Universal Declaration of Human Rights (Arts. 13 & 14) Convention Against Torture (Arts. 1, 2 & 3) European Convention for the Protection of Human Rights and Fundamental Freedoms 1950 (Article 3) African Charter of Human and Peoples' Rights 1981 (Arts. 5, 12 & 23) American Declaration of the Rights and Duties of Man (Art. 27) American Convention of Human Rights 1981 (Art.5 & 22)

Students will be expected to analyze comparative cases from national tribunals and international human rights monitors. They will be required to demonstrate good understanding of protection theory developed in the litterature.

Reading list

Goodwin-Gill, Guy & McAdam, Jane, The Refugee in International Law 3rd Ed., (Oxford 2007)

( Guy Goodwin-Gill, The Refugee in International Law, 2ndEdition, Oxford.) In addition, the students have to study asylum cases from Canada, USA, ECHR, IACHR, CAT, HRC, etc. and some articles that will be chosen from journals.

Supplementary literature

Musalo, Moore & Boswell, Refugee Law and Policy, (Carolina Academic Press 1997)

This is an American casebook which is highly recommended as it provides a clear, in-depth analysis of refugee law jurisprudence, legislation, and theory.

Hathaway, James, The Law of Refugee Status (Butterworths 1991)

This book provides a comprehensive analysis of the refugee definition, the concept of persecution, and cessation and exclusion clauses.

Hathaway, James, The Rights of Refugees Under International Law (Cambridge 2005)

This book discusses the rights of refugees to enter and remain in states, freedom from arbitrary detention, expulsion, right to security, food, shelter, healthcare, property, religion, education, documentation, work, social security, etc.

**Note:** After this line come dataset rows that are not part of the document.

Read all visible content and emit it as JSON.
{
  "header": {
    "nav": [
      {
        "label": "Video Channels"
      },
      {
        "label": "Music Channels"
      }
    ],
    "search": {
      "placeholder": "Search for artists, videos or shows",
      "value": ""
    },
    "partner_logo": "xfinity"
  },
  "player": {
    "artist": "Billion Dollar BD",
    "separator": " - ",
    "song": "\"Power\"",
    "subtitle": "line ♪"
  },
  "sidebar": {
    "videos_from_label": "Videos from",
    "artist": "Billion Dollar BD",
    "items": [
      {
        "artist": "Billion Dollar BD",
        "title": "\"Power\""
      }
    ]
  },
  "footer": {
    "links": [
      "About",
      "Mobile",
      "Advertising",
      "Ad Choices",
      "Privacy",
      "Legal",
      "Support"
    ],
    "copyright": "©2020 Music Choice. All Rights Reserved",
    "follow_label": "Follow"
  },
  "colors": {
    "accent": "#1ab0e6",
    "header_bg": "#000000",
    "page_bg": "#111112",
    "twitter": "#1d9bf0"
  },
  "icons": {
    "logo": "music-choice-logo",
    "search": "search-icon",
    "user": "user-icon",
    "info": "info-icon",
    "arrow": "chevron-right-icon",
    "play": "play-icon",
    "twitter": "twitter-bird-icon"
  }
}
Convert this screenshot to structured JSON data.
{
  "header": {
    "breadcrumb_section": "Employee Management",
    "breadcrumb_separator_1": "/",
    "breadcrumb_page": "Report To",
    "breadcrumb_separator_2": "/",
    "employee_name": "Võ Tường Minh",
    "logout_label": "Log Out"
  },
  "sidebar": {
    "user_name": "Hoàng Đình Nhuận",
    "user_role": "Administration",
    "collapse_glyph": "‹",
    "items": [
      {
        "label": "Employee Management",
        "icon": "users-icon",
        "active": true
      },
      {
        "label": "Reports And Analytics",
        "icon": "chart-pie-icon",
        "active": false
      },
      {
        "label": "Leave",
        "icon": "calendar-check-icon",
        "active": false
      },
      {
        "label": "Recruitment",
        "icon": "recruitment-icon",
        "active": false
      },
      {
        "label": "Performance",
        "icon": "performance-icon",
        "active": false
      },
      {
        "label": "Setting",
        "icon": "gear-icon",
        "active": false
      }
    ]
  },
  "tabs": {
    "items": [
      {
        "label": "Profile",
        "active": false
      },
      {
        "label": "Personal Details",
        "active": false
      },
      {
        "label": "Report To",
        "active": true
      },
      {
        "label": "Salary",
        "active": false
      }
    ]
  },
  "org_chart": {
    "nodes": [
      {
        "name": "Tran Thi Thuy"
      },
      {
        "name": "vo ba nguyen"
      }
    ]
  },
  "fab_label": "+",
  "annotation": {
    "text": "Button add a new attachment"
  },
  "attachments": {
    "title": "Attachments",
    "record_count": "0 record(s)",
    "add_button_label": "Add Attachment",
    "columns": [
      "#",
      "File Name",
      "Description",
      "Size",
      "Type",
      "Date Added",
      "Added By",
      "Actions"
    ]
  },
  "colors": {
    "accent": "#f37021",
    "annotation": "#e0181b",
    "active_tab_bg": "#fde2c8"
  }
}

Grahl-Madsen, Atle, The Status of Refugees in International Law, vols. 1 and 2, (Sijthoff, Leyden 1972)

This is the classic treatise of Refugee Law. It offers a profound discussion of the historical evolution of refugee law.

Erika Feller, Volker Turk & Francis Nicholsen (Eds.), Refugee Protection in International Law: UNHCR’s Global Consultations on International Protection (2003)

This is a collection of UNHCR commissioned papers on the key challenges to the 1951 Convention. It explains current thinking regarding interpretation of the refugee definition, non-refoulement, exclusion & cessation, internal flight alternative, and gender persecution.

 

Published Oct. 23, 2008 2:50 PM - Last modified Nov. 21, 2008 10:57 AM